◆ What needs to be done ◆
Find and return every line of the data that contains the word "from".

◆ Entries supplied ◆
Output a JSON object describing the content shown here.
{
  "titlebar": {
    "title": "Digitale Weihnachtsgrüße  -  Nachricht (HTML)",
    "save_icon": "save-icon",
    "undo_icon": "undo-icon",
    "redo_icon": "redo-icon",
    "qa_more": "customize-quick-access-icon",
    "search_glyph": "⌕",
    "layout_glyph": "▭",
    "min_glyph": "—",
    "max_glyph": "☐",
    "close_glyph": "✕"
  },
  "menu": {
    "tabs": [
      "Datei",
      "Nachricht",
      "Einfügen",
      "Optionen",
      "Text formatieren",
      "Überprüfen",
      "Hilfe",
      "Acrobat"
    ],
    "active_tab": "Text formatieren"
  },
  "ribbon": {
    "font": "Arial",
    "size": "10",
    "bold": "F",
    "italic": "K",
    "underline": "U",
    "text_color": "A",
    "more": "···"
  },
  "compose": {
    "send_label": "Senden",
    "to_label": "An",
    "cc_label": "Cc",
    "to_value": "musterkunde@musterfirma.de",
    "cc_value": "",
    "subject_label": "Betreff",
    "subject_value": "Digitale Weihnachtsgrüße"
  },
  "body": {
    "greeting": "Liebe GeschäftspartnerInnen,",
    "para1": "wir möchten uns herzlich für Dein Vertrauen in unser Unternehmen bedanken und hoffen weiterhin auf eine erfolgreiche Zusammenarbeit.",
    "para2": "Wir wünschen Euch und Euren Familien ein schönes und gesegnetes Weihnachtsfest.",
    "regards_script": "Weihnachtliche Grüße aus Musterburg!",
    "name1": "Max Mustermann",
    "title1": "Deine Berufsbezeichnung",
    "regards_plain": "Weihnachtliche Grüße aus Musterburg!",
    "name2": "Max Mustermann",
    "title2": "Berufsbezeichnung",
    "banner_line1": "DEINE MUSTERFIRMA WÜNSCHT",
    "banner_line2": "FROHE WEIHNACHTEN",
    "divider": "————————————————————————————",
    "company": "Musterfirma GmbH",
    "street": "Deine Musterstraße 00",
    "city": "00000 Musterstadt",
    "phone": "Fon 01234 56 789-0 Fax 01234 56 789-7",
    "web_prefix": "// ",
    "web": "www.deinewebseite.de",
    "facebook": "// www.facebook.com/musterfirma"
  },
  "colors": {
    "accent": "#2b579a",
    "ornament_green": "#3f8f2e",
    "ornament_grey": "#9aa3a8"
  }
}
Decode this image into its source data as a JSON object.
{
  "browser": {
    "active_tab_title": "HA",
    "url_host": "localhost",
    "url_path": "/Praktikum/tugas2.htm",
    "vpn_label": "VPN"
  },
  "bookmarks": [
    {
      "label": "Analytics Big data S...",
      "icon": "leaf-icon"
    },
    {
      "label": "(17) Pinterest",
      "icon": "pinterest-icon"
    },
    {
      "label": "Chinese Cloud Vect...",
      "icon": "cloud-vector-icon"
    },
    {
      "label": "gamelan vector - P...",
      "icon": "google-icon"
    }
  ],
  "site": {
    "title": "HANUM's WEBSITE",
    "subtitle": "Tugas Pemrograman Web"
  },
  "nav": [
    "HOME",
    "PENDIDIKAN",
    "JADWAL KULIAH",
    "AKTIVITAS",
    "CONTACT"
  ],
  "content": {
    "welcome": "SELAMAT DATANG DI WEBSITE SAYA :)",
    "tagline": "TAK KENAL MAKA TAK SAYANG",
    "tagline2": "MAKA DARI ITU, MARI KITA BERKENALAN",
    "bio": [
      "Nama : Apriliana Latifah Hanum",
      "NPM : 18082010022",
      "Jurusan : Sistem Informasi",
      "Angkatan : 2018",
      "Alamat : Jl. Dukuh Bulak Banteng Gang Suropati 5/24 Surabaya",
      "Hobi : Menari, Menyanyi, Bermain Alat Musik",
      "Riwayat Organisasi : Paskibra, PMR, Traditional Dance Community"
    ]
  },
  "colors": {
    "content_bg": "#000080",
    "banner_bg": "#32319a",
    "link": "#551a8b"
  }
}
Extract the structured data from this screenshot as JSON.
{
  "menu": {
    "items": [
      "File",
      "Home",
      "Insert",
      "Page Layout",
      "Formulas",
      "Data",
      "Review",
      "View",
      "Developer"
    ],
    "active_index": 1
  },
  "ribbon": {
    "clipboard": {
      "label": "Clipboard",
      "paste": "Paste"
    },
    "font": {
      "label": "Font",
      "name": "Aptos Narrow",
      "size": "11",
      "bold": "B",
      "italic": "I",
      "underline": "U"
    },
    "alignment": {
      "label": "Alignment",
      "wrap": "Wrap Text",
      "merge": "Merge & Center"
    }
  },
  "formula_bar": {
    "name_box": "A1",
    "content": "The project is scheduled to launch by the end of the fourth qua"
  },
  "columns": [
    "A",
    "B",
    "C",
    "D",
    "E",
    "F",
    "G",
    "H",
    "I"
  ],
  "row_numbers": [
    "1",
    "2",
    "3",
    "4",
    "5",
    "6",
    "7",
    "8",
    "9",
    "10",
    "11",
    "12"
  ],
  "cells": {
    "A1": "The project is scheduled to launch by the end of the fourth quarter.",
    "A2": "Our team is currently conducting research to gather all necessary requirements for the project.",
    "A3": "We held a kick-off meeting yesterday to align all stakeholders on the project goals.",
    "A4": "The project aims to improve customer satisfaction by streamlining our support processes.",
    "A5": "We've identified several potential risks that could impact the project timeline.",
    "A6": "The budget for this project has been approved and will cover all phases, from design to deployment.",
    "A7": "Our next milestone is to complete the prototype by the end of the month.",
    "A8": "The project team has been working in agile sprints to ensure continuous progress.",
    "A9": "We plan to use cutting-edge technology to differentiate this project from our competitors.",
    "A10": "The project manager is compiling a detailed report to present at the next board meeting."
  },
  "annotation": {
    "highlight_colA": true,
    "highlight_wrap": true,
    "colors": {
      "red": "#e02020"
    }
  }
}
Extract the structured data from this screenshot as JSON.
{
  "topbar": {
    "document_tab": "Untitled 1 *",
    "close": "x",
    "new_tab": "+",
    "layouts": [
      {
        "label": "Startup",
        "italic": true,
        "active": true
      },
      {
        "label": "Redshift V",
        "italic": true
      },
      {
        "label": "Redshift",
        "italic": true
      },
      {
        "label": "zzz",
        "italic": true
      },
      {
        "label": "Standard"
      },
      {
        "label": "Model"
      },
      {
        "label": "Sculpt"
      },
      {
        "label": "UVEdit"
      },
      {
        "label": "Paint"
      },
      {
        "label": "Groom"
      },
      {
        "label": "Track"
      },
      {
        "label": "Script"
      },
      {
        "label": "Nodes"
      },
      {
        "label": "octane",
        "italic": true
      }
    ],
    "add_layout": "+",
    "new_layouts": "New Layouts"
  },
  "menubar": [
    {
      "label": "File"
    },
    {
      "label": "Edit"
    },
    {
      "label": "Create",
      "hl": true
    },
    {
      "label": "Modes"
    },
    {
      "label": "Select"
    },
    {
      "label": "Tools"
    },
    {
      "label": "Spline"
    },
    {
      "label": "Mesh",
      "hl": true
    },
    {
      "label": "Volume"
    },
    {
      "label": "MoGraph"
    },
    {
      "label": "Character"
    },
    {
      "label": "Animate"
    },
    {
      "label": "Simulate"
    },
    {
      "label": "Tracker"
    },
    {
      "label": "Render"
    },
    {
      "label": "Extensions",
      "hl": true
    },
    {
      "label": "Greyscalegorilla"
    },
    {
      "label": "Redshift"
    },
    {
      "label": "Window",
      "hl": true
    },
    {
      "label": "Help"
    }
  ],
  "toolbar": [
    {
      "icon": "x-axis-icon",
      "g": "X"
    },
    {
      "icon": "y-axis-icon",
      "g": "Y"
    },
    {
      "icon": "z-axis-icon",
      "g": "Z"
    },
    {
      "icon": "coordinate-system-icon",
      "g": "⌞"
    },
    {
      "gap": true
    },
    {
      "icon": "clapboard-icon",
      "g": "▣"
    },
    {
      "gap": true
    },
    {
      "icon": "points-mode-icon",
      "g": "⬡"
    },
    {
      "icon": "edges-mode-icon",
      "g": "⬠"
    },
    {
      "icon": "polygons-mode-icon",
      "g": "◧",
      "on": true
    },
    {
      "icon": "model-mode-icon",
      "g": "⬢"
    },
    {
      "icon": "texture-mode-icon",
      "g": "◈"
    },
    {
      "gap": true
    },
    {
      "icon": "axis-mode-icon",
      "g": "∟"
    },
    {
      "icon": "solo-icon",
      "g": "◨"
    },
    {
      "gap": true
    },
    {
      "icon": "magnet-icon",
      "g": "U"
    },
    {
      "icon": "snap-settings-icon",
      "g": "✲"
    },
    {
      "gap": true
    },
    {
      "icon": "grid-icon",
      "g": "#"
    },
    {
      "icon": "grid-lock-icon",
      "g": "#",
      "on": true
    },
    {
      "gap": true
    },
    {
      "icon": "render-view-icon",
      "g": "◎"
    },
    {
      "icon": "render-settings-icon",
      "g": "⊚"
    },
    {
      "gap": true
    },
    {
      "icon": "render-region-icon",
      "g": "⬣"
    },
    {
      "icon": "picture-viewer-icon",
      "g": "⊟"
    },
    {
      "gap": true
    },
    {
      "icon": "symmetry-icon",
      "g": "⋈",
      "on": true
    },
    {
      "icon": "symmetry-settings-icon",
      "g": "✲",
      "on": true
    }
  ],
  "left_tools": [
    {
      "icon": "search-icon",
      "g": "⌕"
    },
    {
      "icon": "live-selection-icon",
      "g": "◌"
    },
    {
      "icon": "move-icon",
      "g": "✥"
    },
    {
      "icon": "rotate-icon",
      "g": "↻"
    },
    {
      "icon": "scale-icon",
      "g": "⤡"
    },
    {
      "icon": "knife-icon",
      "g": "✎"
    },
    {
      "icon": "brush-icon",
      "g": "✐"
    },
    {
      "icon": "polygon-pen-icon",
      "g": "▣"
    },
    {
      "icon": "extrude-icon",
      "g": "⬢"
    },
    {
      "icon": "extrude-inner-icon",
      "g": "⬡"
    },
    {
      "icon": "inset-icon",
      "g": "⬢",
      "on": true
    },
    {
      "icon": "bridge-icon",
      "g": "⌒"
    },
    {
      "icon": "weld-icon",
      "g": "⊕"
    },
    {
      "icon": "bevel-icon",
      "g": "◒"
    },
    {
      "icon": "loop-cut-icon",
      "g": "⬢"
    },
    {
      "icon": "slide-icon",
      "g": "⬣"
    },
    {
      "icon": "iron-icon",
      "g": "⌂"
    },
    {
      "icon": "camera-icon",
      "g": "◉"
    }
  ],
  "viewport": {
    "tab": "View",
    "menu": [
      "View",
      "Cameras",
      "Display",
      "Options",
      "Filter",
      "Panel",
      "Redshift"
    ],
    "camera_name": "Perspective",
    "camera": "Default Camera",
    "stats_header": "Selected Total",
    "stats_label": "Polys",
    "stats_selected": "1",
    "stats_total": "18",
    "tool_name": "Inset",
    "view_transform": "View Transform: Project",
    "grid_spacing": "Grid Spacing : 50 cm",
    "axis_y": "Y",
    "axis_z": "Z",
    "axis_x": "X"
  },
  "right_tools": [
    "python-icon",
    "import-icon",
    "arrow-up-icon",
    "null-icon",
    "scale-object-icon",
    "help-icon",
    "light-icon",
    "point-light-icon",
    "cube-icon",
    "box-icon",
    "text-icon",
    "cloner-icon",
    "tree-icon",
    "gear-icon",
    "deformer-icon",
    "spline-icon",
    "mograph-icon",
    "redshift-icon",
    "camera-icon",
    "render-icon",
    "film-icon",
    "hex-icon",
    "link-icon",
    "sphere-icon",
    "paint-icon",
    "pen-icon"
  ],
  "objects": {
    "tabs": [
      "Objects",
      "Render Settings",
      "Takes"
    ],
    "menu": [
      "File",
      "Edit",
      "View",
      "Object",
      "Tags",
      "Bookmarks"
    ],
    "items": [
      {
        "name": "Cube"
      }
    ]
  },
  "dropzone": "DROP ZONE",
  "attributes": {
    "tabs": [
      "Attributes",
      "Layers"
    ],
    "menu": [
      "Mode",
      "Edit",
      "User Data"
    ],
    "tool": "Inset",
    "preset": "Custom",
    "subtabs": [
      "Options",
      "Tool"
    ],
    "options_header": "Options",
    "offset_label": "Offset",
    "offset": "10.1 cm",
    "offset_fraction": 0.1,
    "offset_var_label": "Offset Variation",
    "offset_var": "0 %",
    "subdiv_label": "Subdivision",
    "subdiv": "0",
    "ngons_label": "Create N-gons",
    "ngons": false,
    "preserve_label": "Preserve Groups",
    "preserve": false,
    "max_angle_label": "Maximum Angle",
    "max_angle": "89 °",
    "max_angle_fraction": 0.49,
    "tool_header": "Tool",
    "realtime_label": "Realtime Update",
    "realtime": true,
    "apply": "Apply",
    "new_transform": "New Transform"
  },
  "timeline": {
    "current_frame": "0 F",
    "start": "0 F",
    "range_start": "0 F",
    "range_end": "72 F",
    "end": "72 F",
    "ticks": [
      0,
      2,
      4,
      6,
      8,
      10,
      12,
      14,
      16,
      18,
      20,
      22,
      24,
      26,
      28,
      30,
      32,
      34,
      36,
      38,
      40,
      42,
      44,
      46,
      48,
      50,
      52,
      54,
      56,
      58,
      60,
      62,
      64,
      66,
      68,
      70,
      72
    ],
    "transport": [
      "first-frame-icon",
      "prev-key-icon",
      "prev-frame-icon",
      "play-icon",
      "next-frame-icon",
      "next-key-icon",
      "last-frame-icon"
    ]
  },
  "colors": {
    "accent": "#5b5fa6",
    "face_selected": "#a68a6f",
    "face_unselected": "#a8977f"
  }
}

◆ Answer to this exercise ◆
Extract the structured data from this screenshot as JSON.
    "A6": "The budget for this project has been approved and will cover all phases, from design to deployment.",
    "A9": "We plan to use cutting-edge technology to differentiate this project from our competitors.",
Extract the structured data from this screenshot as JSON.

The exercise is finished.